Image via Wikipedia
Gov. Bev Perdue joined executives from Mitsubishi Nuclear Energy Systems, Inc. (MNES), in Charlotte recently to announce that MNES will locate its main engineering center in the Queen City. Mitsubishi, one of the world’s leading suppliers of nuclear power plants and replacement components, will use the new Charlotte engineering center to perform projects to build nuclear power plants for U.S. utility companies.
The company plans to create 135 jobs over the next five years with a $4.1 million capital investment in Charlotte. The project was made possible in part by a state grant from the Job Development Investment Grant program.
Gov. Perdue made today’s announcement from the campus of UNC Charlotte as part of her “Education Works” tour to highlight how North Carolina’s history of investing in education is drawing well-paying, high-tech industries into the state.
“Mitsubishi is a growing and future-oriented company, exactly the kind of business that North Carolina is attracting through our investment in education and infrastructure,” Gov. Perdue said. “Our job-ready workforce and position as an energy capital truly means that international companies like Mitsubishi will bring to our state the kind of jobs that are helping us climb out of the recession.”
MNES supplies safe and secure nuclear energy systems for utility customers by leveraging experienced engineering, manufacturing and technical support capabilities that Mitsubishi Heavy Industries, Ltd. has strengthened over the years. MNES business operations include support for existing nuclear power plants through component replacement and inspection services and the promotion of new facilities through the introduction of the advanced pressurized water reactor (US-APWR). The professionals in this office will work with MNES partners, contractors and customers in the areas of project management, engineering, procurement and quality assurance.

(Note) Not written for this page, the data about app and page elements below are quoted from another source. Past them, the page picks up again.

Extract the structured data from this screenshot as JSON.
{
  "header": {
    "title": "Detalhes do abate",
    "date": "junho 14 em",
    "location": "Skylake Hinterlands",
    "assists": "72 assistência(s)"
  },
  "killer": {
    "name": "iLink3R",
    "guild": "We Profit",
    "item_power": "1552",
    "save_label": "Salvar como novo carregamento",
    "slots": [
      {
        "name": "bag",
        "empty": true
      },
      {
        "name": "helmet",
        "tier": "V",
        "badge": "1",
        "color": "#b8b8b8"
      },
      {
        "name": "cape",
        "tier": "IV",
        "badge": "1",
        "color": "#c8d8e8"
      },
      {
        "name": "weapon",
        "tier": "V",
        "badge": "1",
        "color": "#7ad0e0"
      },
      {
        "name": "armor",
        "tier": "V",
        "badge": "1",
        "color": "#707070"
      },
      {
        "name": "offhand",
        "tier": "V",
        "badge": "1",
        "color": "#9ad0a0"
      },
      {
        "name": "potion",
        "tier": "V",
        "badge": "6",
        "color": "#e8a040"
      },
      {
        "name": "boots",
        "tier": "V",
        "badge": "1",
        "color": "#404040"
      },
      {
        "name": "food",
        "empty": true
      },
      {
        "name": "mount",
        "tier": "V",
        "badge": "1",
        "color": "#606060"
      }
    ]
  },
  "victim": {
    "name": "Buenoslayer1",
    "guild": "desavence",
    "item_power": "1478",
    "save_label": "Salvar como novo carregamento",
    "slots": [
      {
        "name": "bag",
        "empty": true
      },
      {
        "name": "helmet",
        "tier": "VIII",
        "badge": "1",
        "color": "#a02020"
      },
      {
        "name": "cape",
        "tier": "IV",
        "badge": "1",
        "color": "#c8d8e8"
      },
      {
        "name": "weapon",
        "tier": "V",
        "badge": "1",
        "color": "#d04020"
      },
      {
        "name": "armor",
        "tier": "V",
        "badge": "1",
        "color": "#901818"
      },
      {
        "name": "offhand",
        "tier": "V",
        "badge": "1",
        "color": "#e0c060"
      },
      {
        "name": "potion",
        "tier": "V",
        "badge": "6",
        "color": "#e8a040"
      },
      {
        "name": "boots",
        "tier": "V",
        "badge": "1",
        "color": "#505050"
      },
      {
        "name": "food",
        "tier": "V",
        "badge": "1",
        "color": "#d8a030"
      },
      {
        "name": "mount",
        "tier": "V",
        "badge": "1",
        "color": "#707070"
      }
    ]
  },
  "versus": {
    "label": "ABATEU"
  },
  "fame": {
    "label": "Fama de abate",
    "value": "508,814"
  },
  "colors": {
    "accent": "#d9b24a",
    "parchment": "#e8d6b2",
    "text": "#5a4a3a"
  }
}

While individual wages for the 135 jobs will vary by job function, the overall average for the new jobs will be $102,454 a year, not including benefits. The Mecklenburg County average annual wage is $51,584.

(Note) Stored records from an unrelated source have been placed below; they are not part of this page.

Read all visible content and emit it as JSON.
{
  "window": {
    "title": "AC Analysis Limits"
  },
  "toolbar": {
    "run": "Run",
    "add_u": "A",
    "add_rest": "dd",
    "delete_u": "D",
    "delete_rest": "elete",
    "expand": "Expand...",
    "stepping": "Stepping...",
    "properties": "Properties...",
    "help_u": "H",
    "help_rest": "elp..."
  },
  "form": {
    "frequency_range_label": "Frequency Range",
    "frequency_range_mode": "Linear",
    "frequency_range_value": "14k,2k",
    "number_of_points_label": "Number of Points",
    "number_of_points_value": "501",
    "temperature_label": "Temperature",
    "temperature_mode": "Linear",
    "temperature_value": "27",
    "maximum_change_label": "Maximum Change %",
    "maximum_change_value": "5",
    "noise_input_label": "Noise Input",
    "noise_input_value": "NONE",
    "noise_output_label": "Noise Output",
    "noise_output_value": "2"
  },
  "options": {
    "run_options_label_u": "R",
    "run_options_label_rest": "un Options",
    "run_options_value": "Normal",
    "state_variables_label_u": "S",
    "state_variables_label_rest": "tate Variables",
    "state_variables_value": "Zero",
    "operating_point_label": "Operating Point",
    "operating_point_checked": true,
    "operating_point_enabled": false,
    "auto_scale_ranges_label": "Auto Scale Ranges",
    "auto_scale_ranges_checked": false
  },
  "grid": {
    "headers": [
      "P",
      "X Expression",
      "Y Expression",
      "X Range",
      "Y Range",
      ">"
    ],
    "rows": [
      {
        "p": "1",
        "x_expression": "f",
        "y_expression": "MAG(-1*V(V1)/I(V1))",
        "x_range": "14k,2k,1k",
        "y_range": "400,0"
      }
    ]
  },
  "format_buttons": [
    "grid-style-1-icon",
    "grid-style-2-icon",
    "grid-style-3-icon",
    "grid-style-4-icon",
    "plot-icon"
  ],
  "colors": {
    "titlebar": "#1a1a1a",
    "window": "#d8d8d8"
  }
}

“Establishing our engineering center in North Carolina is a further expansion of our U.S. operations to meet the growing needs of U.S. utility companies for safe and efficient nuclear power plant technology,” said Kiyoshi Yamauchi, President and Chief Executive Officer of MNES. “The engineering work to be done there will help utilities meet global energy requirements with our US-APWR technology.”
To help facilitate this expansion, the state Economic Investment Committee today voted to award a Job Development Investment Grant to MNES. JDIGs are awarded only to new and expanding businesses and industrial projects whose benefits exceed the costs to the state and which would not be undertaken in North Carolina without the grant.
Under the terms of the JDIG, the company is eligible to receive a grant equal to 60 percent of the state personal income withholding taxes derived from the creation of new jobs for each of the nine years in which the company meets annual performance targets. If MNES meets the targets called for under the agreement, the JDIG could yield $2.8 million in maximum benefits for the company.
In addition, up to $961,000 could be added to the state’s Industrial Development Fund for infrastructure improvements in economically distressed counties. When a JDIG is awarded in the state’s more economically prosperous counties such as Mecklenburg, 25 percent of the grant award is allocated to the Industrial Development Fund to encourage economic development in less prosperous counties.
Other partners that assisted with this project include: the N.C. Department of Commerce and the Charlotte Chamber.
Through Gov. Perdue’s JobsNOW initiative, the state continues to work aggressively to create well-paying jobs, train and retrain its workforce, and lay the foundation for a strong and sustainable economic future.
For more information about MNES, including job opportunities, visit www.mnes-us.com.
There are no comments
Please login to post comments